I recently installed a new Ec2 instance and setup the system for a web service. At some point, I rebooted the instance and noticed that I could not connect to the web service via the Public IP address assigned to it. Upon investigation I discovered that the public DNS address had changed hence service not accessible. To avoid this in future, Amazon has a built in feature to allow one to associate a static DNS IP address to an Instance so in the event of instance reboot, it does not get assigned a new DNS address but rather maintains the previously assigned address.
In this post, I will be showing you how to spin-up a Windows Server machine on Amazon Elastic Compute Cloud (EC2). This post will get you started on how to use Amazon Elastic Compute Cloud (Amazon EC2) Windows instances. Step 1: Launch Instance – Sign into the AWS Management Console at https://console.aws.amazon.com and click on EC2 – Click on ‘Launch Instance’ – Select ‘Quick Launch Wizard’ → Enter Instance Name → Select your Public/Private key pairs (Checkout my post on how to create a key pair) → Scroll down and click on ‘Microsoft Windows Server 2012 Base‘ which is the base image I will be using for this post → Click Continue – Review your settings → then click Launch to launch the instance Note: The default security group created authorizes all IP addresses to access your instance over the specified ports (i.
In this post I will work you through on how to add new disk as a resource and dependency to an existing cluster group. Key requirement will be to ensure that a new disk/LUN had been provisioned and added as new drives to the SQL servers. Also ensure that the disk is formatted with the appropriate Allocation Unit Size. Refer to this Post for more details. Installation Steps – Log in to the active cluster node - Open the Failover Cluster Manager - Navigate down to Storage - Right-click on Storage and click Add a disk – On Add Disks to a Cluster - Ensure the new disk is selected - click OK – The cluster manager will add the new disk and bring it online – When the disk is added, you will notice under Available Storage the newly added disk.
This post will be focused on how to add additional SQL instance to an existing SQL Server 2008 R2 Cluster. At first I was a little confused about the concept of Active/Active and Active/Passive and its relationship with SQL failover clustering. In a multi failover cluster instances, these terms can be seen as ambiguous when used to describe the configuration of the SQL Server instances and the nodes they are running on.

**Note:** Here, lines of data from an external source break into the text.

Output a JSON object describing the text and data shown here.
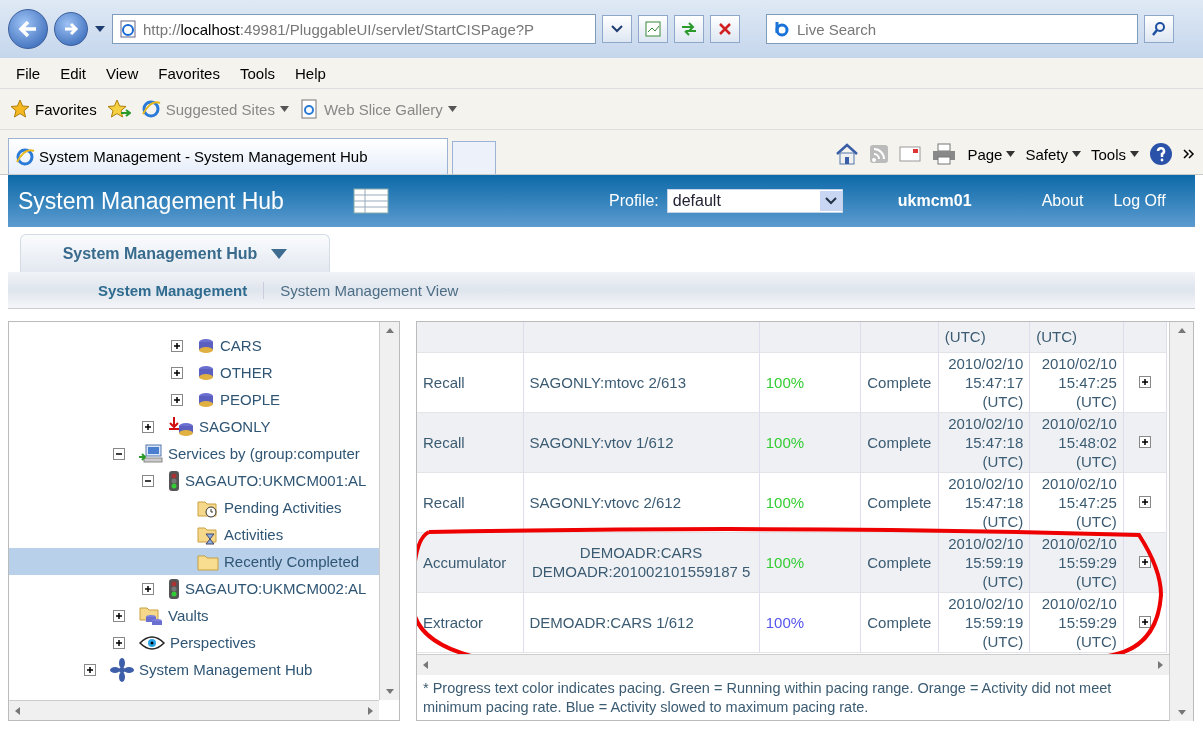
{
  "browser": {
    "address": "http://**localhost**:49981/PluggableUI/servlet/StartCISPage?P",
    "search": {
      "placeholder": "Live Search"
    },
    "menu": [
      "File",
      "Edit",
      "View",
      "Favorites",
      "Tools",
      "Help"
    ],
    "favorites": {
      "label": "Favorites",
      "links": [
        {
          "label": "Suggested Sites",
          "kind": "ie"
        },
        {
          "label": "Web Slice Gallery",
          "kind": "page"
        }
      ]
    },
    "tab": {
      "title": "System Management - System Management Hub"
    },
    "commands": [
      "Page",
      "Safety",
      "Tools"
    ]
  },
  "header": {
    "title": "System Management Hub",
    "profile_label": "Profile:",
    "profile": "default",
    "user": "ukmcm01",
    "links": [
      "About",
      "Log Off"
    ]
  },
  "hub_tab": {
    "label": "System Management Hub"
  },
  "subnav": [
    {
      "label": "System Management",
      "selected": true
    },
    {
      "label": "System Management View",
      "selected": false
    }
  ],
  "tree": [
    {
      "children": [
        {
          "children": [
            {
              "children": [
                {
                  "label": "CARS",
                  "kind": "database",
                  "expanded": false,
                  "selected": false
                },
                {
                  "label": "OTHER",
                  "kind": "database",
                  "expanded": false,
                  "selected": false
                },
                {
                  "label": "PEOPLE",
                  "kind": "database",
                  "expanded": false,
                  "selected": false
                }
              ]
            },
            {
              "label": "SAGONLY",
              "kind": "database-import",
              "expanded": false,
              "selected": false
            }
          ]
        },
        {
          "label": "Services by (group:computer",
          "kind": "computer",
          "expanded": true,
          "selected": false,
          "children": [
            {
              "label": "SAGAUTO:UKMCM001:AL",
              "kind": "traffic-light",
              "expanded": true,
              "selected": false,
              "children": [
                {
                  "label": "Pending Activities",
                  "kind": "folder-clock",
                  "selected": false
                },
                {
                  "label": "Activities",
                  "kind": "folder-hourglass",
                  "selected": false
                },
                {
                  "label": "Recently Completed",
                  "kind": "folder",
                  "selected": true
                }
              ]
            },
            {
              "label": "SAGAUTO:UKMCM002:AL",
              "kind": "traffic-light",
              "expanded": false,
              "selected": false
            }
          ]
        },
        {
          "label": "Vaults",
          "kind": "vaults",
          "expanded": false,
          "selected": false
        },
        {
          "label": "Perspectives",
          "kind": "eye",
          "expanded": false,
          "selected": false
        }
      ]
    },
    {
      "label": "System Management Hub",
      "kind": "hub",
      "expanded": false,
      "selected": false
    }
  ],
  "table": {
    "rows": [
      {
        "kind": "partial",
        "start": [
          "(UTC)"
        ],
        "end": [
          "(UTC)"
        ],
        "circled": false
      },
      {
        "kind": "full",
        "type": "Recall",
        "source": [
          "SAGONLY:mtovc 2/613"
        ],
        "progress": "100%",
        "color": "#33cc33",
        "status": "Complete",
        "start": [
          "2010/02/10",
          "15:47:17",
          "(UTC)"
        ],
        "end": [
          "2010/02/10",
          "15:47:25",
          "(UTC)"
        ],
        "circled": false
      },
      {
        "kind": "full",
        "type": "Recall",
        "source": [
          "SAGONLY:vtov 1/612"
        ],
        "progress": "100%",
        "color": "#33cc33",
        "status": "Complete",
        "start": [
          "2010/02/10",
          "15:47:18",
          "(UTC)"
        ],
        "end": [
          "2010/02/10",
          "15:48:02",
          "(UTC)"
        ],
        "circled": false
      },
      {
        "kind": "full",
        "type": "Recall",
        "source": [
          "SAGONLY:vtovc 2/612"
        ],
        "progress": "100%",
        "color": "#33cc33",
        "status": "Complete",
        "start": [
          "2010/02/10",
          "15:47:18",
          "(UTC)"
        ],
        "end": [
          "2010/02/10",
          "15:47:25",
          "(UTC)"
        ],
        "circled": false
      },
      {
        "kind": "full",
        "type": "Accumulator",
        "source": [
          "DEMOADR:CARS",
          "DEMOADR:201002101559187 5"
        ],
        "progress": "100%",
        "color": "#33cc33",
        "status": "Complete",
        "start": [
          "2010/02/10",
          "15:59:19",
          "(UTC)"
        ],
        "end": [
          "2010/02/10",
          "15:59:29",
          "(UTC)"
        ],
        "circled": true
      },
      {
        "kind": "full",
        "type": "Extractor",
        "source": [
          "DEMOADR:CARS 1/612"
        ],
        "progress": "100%",
        "color": "#5555ee",
        "status": "Complete",
        "start": [
          "2010/02/10",
          "15:59:19",
          "(UTC)"
        ],
        "end": [
          "2010/02/10",
          "15:59:29",
          "(UTC)"
        ],
        "circled": true
      }
    ]
  },
  "footnote": "* Progress text color indicates pacing. Green = Running within pacing range. Orange = Activity did not meet minimum pacing rate. Blue = Activity slowed to maximum pacing rate."
}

In our quest to deliver a secured SQL Server 2008 R2 cluster solution, I will continue from my last post Part3 with the installation of SQL Server 2008 R2 SP1. Please note that when installing SQL server 2008 service pack in a cluster, this needs to be installed on the Passive node at any point in time. If this is installed on the Active node, then SQL will require a reboot thereby defeating the purpose of clustering.